    A model of the Two Eagles ballooning capsule is on display at the Anderson Abruzzo International Balloon Museum in Albuquerque, N.M., on Thursday, Jan. 8, 2015. The Two Eagles team has set up a mission control center at the museum and plans to launch its helium-filled balloon from the coast of southern Japan and head toward North America in hopes of breaking a pair of major ballooning records. (AP Photo/Susan Montoya Bryan)  (The Associated Press)

  • FILE- In this Oct. 8, 2014 file photo, Albuquerque pilot Troy Bradley announces plans to fly across the Pacific Ocean with fellow pilot Leonid Tiukhtyaev of Russia as part of an effort to break a pair of long-distance and duration records that have stood for more than three decades, during a news conference in Albuquerque, N.M. A patch of rough weather over the Pacific Ocean has forced the two veteran pilots  to delay the launch of their helium-filled balloon. Bradley of the U.S. and colleague Leonid Tiukhtyaev of Russia had planned to lift off from Saga, Japan. While flying conditions were just about perfect between Japan and Hawaii, forecasts called for deteriorating weather after that, which could hamper the record attempt and put the pilots in danger. (AP Photo/Susan Montoya Bryan, File)

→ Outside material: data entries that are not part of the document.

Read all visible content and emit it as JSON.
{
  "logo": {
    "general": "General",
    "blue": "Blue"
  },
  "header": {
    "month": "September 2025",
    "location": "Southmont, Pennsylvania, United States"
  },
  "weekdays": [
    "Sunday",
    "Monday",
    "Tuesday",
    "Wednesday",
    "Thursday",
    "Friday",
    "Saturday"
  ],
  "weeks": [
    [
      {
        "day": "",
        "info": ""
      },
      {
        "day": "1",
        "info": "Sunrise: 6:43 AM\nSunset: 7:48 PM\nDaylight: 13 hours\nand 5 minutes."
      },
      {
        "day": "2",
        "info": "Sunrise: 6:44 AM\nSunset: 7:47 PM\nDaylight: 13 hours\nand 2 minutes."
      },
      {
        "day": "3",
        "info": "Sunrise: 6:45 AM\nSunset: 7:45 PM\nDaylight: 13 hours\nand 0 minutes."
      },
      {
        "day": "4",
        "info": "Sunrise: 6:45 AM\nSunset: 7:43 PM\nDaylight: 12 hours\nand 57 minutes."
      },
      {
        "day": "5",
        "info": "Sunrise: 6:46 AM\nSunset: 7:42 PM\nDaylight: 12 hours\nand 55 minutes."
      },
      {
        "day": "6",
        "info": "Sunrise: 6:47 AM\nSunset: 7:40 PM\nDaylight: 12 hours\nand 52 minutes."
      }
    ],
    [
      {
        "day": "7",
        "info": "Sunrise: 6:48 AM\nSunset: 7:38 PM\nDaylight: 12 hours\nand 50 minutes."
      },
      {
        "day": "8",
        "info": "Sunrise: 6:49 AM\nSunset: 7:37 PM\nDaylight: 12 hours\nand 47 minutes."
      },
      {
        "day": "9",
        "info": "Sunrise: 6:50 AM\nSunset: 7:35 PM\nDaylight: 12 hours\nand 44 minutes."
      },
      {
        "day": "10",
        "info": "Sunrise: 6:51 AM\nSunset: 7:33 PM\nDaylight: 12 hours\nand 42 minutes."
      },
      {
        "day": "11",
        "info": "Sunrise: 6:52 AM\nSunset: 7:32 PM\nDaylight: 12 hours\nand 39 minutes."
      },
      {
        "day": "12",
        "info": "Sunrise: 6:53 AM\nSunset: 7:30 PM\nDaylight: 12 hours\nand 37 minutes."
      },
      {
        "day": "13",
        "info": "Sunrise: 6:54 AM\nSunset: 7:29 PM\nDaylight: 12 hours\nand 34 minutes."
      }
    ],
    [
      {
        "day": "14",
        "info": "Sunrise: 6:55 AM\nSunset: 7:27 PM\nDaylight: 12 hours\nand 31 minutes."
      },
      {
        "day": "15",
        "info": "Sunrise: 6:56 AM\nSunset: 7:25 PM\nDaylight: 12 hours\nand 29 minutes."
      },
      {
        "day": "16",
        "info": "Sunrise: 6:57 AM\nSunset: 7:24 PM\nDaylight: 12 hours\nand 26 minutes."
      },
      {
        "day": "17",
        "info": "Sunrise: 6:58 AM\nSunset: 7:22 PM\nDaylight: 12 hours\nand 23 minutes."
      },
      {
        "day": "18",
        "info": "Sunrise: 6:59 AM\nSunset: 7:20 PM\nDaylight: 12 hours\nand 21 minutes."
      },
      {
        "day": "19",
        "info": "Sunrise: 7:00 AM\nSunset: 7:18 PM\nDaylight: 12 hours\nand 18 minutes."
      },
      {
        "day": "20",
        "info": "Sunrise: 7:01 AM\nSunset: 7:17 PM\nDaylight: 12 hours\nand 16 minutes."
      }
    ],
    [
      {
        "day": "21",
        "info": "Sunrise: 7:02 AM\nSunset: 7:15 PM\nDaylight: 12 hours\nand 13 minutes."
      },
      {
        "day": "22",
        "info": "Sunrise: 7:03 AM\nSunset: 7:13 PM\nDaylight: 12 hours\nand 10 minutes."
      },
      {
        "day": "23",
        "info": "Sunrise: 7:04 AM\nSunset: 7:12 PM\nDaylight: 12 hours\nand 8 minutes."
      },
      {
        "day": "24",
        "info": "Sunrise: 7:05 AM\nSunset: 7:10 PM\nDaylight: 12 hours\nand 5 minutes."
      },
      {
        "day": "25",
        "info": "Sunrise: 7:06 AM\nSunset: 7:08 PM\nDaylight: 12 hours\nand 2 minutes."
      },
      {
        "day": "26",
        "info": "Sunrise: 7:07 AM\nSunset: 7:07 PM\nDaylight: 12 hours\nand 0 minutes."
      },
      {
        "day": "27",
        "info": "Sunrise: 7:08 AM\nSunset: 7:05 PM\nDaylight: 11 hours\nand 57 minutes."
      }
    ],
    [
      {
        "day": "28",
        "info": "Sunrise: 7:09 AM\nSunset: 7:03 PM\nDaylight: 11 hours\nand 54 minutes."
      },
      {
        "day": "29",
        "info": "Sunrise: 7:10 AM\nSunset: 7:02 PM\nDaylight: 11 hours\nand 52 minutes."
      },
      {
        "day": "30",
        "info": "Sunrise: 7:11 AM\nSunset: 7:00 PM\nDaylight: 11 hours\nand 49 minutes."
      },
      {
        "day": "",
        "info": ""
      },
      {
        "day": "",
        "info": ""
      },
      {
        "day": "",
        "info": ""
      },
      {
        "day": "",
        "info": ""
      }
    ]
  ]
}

    FILE- In this Oct. 8, 2014 file photo, Albuquerque pilot Troy Bradley announces plans to fly across the Pacific Ocean with fellow pilot Leonid Tiukhtyaev of Russia as part of an effort to break a pair of long-distance and duration records that have stood for more than three decades, during a news conference in Albuquerque, N.M. A patch of rough weather over the Pacific Ocean has forced the two veteran pilots to delay the launch of their helium-filled balloon. Bradley of the U.S. and colleague Leonid Tiukhtyaev of Russia had planned to lift off from Saga, Japan. While flying conditions were just about perfect between Japan and Hawaii, forecasts called for deteriorating weather after that, which could hamper the record attempt and put the pilots in danger. (AP Photo/Susan Montoya Bryan, File)  (The Associated Press)

  • Albuquerque Mayor Richard Berry, right, and Steven Shope, director of the Two Eagles ballooning command center provide an update on launch plans during a news conference in Albuquerque, N.M., on Thursday, Jan. 8, 2015. The international Two Eagles team plans to launch from the coast of southern Japan and head toward North America in hopes of breaking a pair of major ballooning records. (AP Photo/Susan Montoya Bryan)

    Albuquerque Mayor Richard Berry, right, and Steven Shope, director of the Two Eagles ballooning command center provide an update on launch plans during a news conference in Albuquerque, N.M., on Thursday, Jan. 8, 2015. The international Two Eagles team plans to launch from the coast of southern Japan and head toward North America in hopes of breaking a pair of major ballooning records. (AP Photo/Susan Montoya Bryan)  (The Associated Press)

A patch of rough weather over the Pacific Ocean has forced two veteran pilots trying to break a pair of records to delay the launch of their helium-filled balloon.

Albuquerque pilot Troy Bradley and colleague Leonid Tiukhtyaev of Russia planned to lift off from Saga, Japan.

Their team at mission control in Albuquerque said Thursday the pilots do not want to compromise their safety and are watching for a break in the weather.

The pilots are aiming for the shores of North America, an attempt that puts them on course to break the ballooning distance record of 5,208 miles.

They're also looking to break the flight-duration record set in 1978 when Ben Abruzzo, Maxie Anderson and Larry Newman made the first trans-Atlantic balloon flight.